- _ASSIGNED TASK_
Scan the entries below and return each line that contains "content".

*** EXTRACTED MATERIAL Section Begins ***

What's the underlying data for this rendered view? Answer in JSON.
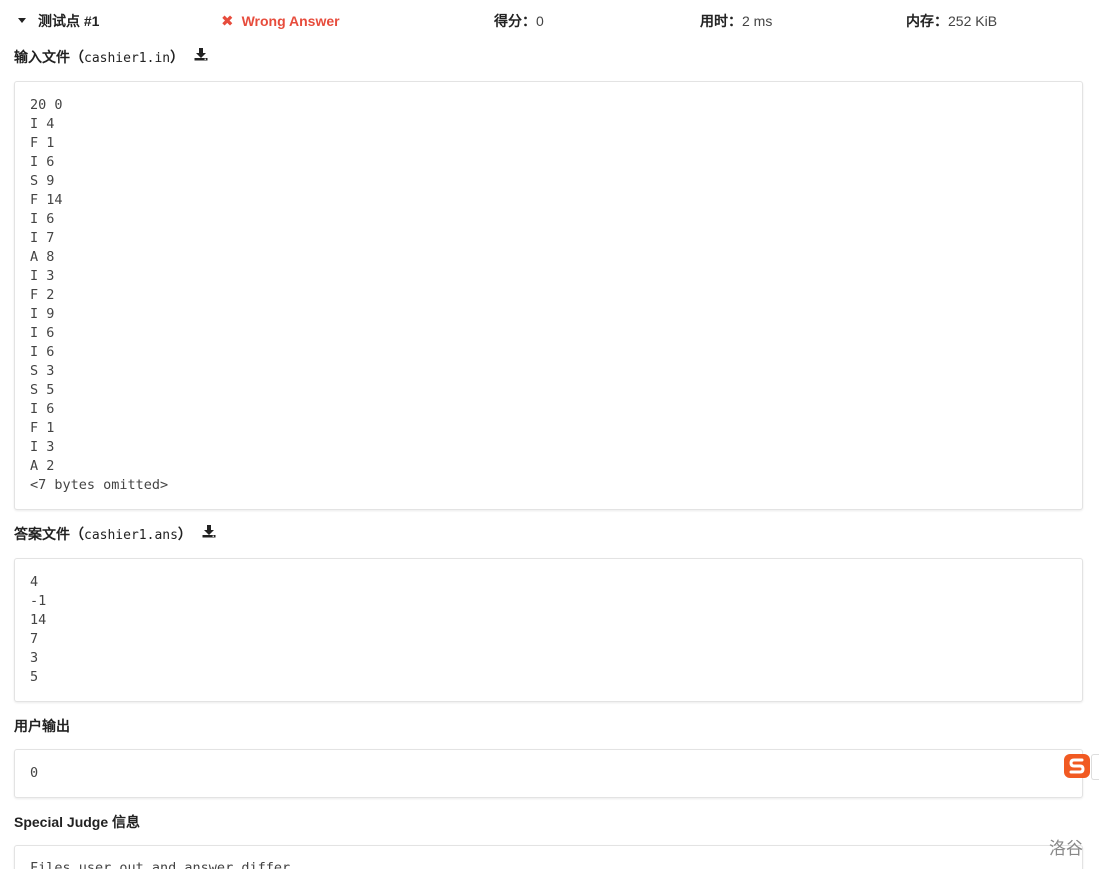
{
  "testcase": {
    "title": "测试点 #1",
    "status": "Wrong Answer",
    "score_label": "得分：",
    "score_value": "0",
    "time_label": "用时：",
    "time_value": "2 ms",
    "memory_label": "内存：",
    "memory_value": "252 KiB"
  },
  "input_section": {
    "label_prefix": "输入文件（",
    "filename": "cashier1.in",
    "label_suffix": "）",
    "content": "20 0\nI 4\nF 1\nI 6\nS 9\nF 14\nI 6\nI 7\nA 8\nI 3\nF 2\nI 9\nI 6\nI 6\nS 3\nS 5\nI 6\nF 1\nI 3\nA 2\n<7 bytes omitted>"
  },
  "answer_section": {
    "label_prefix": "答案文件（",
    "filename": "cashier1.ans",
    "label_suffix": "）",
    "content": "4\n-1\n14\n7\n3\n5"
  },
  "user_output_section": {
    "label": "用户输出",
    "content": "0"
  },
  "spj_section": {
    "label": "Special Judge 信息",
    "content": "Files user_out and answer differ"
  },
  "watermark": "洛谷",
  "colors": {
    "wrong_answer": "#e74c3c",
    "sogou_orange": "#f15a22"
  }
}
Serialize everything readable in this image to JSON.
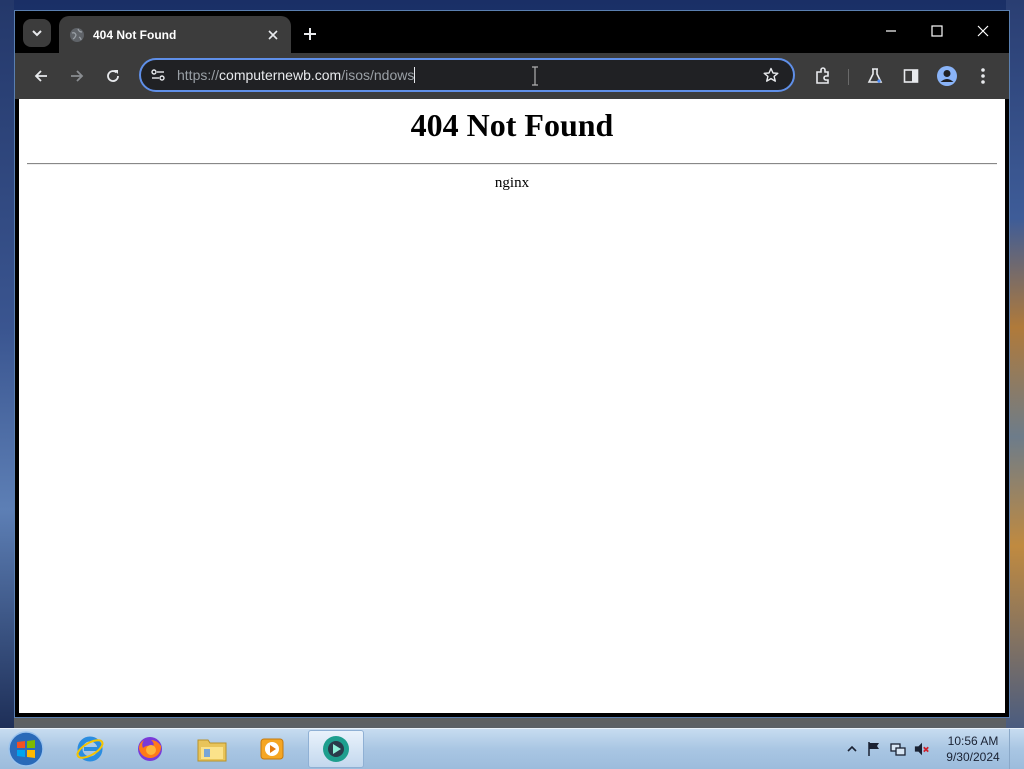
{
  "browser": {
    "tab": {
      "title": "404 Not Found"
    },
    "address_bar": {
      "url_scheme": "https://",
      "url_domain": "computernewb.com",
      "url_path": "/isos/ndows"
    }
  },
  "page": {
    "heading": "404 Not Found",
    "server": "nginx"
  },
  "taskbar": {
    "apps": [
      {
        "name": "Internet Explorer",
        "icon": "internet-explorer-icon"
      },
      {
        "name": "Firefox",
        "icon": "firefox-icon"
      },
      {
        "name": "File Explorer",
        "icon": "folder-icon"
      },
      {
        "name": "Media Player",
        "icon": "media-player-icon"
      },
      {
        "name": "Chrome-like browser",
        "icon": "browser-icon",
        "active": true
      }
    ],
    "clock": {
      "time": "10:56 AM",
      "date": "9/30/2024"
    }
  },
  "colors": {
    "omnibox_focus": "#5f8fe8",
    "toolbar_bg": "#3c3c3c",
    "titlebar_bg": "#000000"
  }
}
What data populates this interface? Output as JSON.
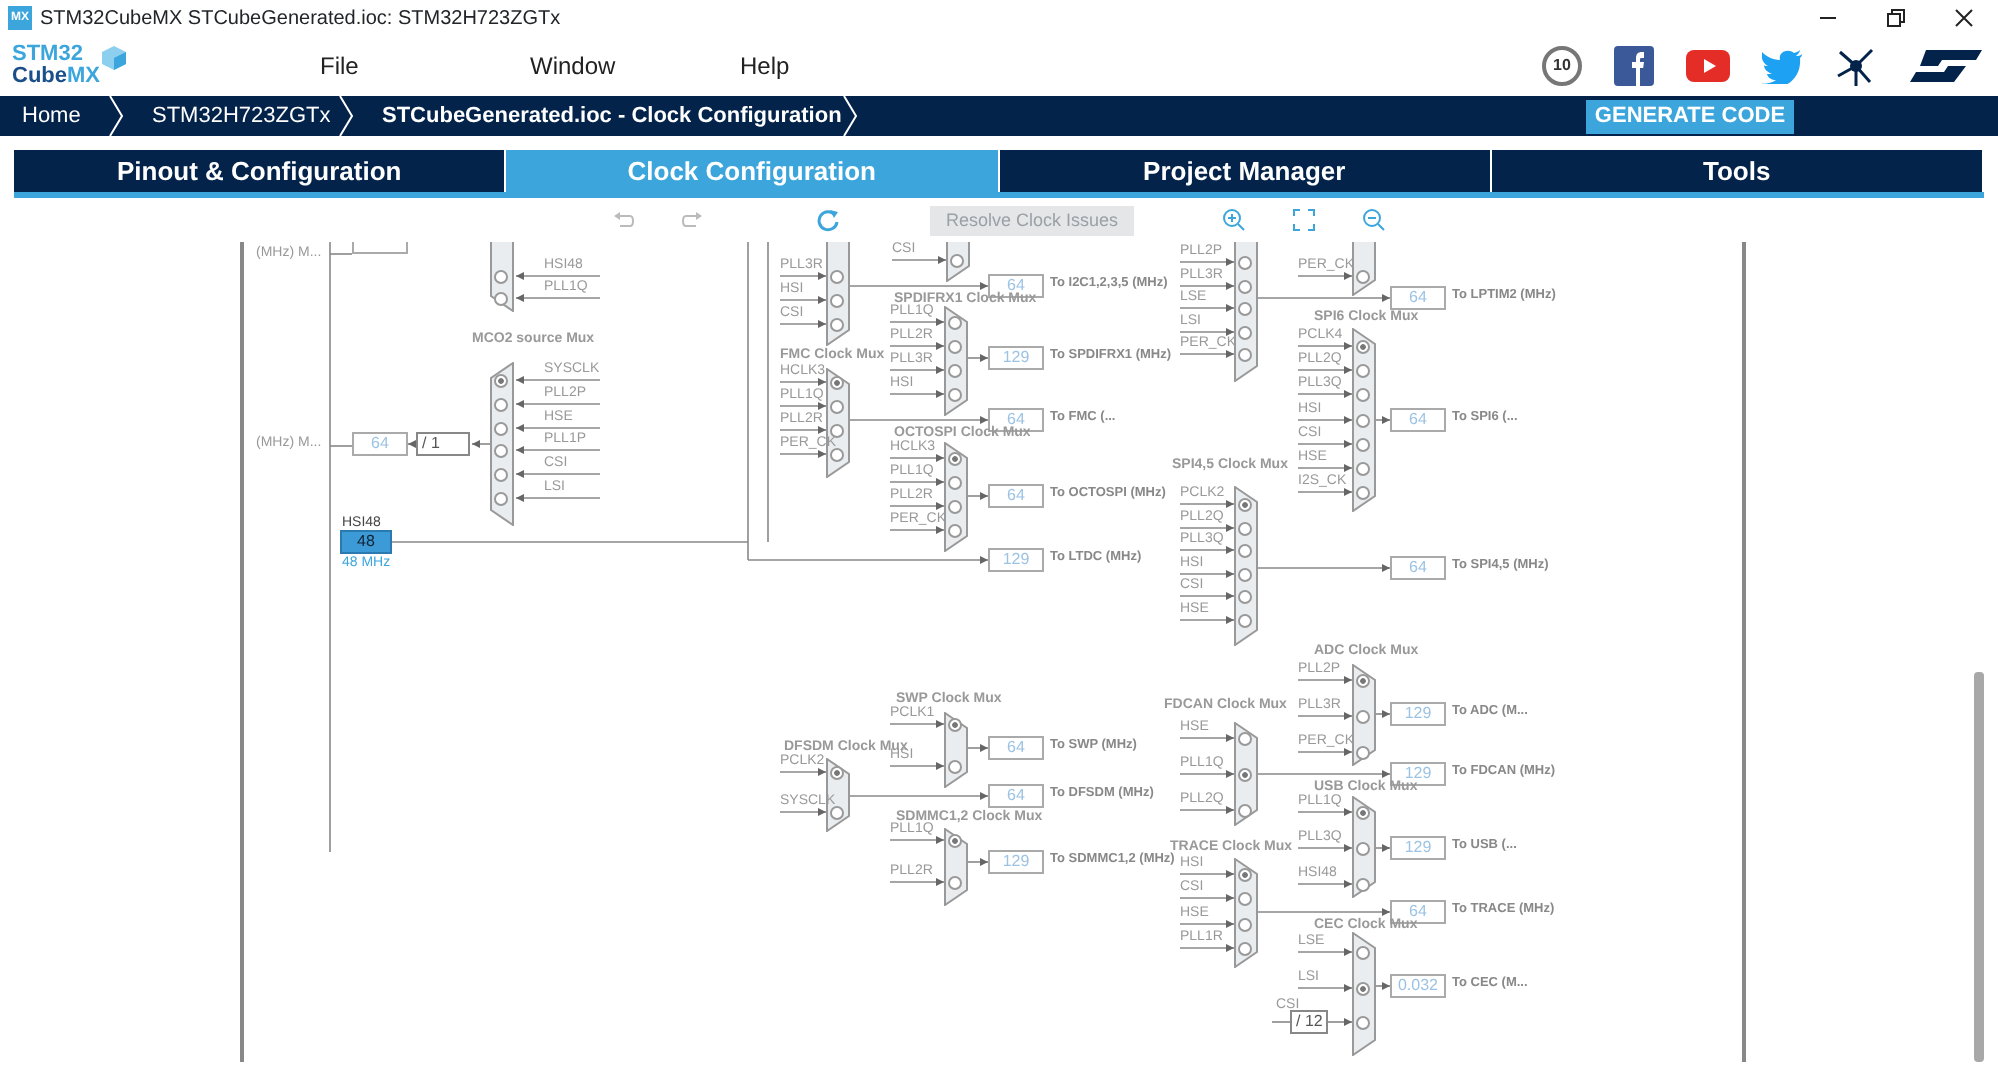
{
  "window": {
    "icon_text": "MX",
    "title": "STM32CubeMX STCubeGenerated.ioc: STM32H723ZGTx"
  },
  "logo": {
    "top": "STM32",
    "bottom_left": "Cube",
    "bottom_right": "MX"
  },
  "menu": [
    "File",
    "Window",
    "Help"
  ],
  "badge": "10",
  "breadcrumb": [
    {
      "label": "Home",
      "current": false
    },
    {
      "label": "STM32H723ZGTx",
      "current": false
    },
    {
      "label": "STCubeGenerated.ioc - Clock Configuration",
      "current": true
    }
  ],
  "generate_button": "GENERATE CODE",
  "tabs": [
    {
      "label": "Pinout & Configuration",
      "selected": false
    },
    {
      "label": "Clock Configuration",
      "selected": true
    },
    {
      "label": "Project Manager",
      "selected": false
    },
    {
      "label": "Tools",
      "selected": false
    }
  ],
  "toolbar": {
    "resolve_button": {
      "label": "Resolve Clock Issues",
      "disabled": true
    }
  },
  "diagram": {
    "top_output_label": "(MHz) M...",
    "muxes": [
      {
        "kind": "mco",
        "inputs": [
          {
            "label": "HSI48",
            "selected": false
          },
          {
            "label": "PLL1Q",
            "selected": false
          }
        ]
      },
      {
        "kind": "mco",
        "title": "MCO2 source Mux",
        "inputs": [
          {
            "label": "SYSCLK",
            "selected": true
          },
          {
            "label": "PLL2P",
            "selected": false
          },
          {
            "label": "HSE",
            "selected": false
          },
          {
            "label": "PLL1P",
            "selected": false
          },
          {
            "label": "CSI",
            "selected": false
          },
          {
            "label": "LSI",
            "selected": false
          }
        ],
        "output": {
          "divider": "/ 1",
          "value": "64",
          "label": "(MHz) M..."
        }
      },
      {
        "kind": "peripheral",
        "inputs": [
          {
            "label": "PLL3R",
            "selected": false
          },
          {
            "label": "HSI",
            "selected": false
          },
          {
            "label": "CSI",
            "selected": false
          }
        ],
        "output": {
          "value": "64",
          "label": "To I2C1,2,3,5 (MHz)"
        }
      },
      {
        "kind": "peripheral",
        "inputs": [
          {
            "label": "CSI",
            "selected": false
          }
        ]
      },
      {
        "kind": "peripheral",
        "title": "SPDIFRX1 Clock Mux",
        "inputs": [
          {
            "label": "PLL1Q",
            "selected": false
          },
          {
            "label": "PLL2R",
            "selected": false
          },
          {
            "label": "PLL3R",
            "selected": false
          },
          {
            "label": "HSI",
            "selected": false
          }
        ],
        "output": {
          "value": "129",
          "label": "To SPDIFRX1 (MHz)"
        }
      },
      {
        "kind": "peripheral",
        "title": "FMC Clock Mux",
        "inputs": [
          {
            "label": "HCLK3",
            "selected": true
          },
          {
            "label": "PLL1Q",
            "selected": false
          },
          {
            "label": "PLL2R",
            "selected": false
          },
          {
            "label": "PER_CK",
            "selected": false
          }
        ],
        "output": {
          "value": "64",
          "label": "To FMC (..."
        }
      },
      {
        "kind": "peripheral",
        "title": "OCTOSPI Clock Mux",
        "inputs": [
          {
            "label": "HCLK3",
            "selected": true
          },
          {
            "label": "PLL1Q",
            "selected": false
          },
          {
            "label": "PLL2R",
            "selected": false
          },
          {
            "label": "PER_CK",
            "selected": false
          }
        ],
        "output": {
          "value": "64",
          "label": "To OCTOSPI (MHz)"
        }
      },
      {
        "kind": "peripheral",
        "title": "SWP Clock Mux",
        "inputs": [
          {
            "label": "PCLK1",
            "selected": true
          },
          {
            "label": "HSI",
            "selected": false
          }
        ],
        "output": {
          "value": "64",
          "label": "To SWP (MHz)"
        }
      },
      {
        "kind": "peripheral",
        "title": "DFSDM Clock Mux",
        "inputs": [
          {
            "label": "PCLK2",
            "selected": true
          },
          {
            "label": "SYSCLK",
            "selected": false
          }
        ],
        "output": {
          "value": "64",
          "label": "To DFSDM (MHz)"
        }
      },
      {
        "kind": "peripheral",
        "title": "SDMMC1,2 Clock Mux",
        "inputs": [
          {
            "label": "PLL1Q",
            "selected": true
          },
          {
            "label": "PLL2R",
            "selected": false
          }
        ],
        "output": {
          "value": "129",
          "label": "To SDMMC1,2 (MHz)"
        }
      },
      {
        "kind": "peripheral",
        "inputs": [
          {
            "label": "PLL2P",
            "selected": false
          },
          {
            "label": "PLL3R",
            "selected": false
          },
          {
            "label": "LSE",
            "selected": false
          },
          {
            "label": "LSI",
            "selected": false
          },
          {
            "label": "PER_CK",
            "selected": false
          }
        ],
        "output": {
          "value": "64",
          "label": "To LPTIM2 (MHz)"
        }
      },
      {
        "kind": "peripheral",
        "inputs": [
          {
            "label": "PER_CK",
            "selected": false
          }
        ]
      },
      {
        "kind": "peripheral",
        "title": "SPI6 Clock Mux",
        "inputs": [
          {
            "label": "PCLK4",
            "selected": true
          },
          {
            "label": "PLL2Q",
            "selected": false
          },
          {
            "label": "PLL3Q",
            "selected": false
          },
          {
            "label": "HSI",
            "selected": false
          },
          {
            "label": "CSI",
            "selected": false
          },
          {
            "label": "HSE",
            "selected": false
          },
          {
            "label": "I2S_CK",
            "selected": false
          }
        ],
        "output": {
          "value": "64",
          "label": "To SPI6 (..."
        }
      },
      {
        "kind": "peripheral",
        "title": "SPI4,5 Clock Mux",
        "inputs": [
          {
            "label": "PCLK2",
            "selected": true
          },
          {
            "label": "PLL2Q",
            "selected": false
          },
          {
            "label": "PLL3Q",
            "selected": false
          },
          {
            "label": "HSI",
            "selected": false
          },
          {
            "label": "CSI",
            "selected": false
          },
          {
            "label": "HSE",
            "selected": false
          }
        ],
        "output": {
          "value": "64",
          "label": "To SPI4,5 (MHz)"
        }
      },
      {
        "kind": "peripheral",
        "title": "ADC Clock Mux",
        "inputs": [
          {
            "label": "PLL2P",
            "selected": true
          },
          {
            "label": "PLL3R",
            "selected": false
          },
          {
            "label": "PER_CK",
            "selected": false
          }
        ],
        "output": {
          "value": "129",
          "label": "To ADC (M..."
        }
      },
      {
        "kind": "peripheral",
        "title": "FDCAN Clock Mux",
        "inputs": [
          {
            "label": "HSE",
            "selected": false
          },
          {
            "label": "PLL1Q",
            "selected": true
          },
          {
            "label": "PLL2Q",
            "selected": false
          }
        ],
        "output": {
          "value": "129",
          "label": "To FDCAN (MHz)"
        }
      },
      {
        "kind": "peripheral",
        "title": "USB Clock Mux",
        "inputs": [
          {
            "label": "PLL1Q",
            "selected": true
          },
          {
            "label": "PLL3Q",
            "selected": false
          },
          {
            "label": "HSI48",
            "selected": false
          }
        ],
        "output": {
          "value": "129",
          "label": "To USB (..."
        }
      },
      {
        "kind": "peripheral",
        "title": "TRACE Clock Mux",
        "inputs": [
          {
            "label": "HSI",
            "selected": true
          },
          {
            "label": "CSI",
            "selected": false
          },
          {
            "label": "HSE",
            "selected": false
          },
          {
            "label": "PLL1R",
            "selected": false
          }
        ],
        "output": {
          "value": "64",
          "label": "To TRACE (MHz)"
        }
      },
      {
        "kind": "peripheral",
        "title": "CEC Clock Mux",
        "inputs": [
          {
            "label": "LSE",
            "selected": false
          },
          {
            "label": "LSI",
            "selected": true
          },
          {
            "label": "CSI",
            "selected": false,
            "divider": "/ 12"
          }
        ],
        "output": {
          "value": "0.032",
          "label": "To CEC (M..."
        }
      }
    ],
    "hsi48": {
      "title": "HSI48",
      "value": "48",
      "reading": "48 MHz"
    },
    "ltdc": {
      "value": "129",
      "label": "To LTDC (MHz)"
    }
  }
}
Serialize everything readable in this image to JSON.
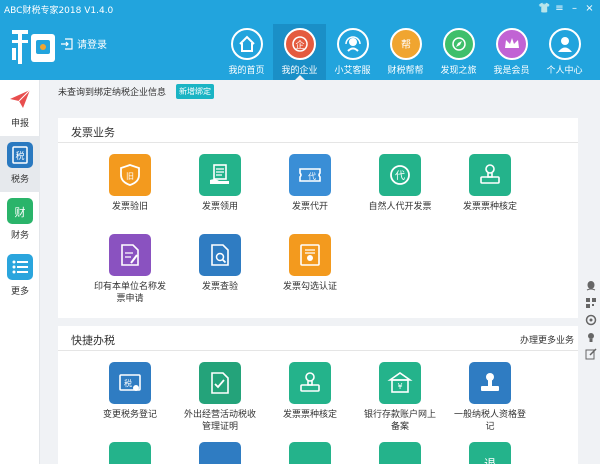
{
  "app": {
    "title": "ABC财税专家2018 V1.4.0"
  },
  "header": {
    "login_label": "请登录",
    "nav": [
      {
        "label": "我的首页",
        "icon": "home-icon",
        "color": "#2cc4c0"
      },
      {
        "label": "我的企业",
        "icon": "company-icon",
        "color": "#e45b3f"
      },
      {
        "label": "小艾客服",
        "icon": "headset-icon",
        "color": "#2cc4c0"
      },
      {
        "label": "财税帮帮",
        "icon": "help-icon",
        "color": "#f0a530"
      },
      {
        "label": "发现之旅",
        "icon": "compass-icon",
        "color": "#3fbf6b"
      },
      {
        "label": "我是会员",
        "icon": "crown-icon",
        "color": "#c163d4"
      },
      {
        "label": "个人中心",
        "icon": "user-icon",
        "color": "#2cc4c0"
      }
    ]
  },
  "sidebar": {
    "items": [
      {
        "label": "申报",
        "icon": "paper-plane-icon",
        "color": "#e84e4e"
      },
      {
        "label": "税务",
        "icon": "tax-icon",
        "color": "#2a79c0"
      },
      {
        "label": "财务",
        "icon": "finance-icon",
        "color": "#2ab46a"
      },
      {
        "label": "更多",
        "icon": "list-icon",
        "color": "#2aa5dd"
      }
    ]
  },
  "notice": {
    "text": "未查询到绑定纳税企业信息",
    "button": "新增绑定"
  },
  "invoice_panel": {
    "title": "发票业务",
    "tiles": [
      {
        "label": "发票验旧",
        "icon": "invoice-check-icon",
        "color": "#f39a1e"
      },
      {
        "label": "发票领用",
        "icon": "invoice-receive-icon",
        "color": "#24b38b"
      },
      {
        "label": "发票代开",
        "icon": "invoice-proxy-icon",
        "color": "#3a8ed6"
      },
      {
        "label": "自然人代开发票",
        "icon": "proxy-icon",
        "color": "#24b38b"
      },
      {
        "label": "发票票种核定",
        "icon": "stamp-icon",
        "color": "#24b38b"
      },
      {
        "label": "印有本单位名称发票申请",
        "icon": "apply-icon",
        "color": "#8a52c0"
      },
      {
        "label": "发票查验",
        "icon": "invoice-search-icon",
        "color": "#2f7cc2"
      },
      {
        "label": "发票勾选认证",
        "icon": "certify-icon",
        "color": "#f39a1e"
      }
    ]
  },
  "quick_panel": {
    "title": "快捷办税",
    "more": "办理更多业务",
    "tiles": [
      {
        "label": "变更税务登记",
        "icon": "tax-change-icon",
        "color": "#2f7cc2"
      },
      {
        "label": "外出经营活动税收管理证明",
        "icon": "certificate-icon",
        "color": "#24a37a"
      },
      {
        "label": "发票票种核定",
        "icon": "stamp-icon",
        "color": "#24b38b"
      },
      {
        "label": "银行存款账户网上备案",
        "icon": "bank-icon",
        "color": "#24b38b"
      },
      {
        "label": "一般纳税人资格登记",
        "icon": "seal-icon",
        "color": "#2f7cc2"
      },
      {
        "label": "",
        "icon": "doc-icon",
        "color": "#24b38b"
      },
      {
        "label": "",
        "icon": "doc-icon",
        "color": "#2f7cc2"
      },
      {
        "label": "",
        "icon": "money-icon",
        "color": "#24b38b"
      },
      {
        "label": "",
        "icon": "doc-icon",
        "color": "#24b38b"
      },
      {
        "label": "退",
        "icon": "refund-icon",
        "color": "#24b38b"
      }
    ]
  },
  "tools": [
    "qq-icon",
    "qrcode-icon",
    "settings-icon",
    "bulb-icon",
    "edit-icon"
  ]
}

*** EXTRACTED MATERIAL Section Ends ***

- _REPLY_
    "content": "20 0\nI 4\nF 1\nI 6\nS 9\nF 14\nI 6\nI 7\nA 8\nI 3\nF 2\nI 9\nI 6\nI 6\nS 3\nS 5\nI 6\nF 1\nI 3\nA 2\n<7 bytes omitted>"
    "content": "4\n-1\n14\n7\n3\n5"
    "content": "0"
    "content": "Files user_out and answer differ"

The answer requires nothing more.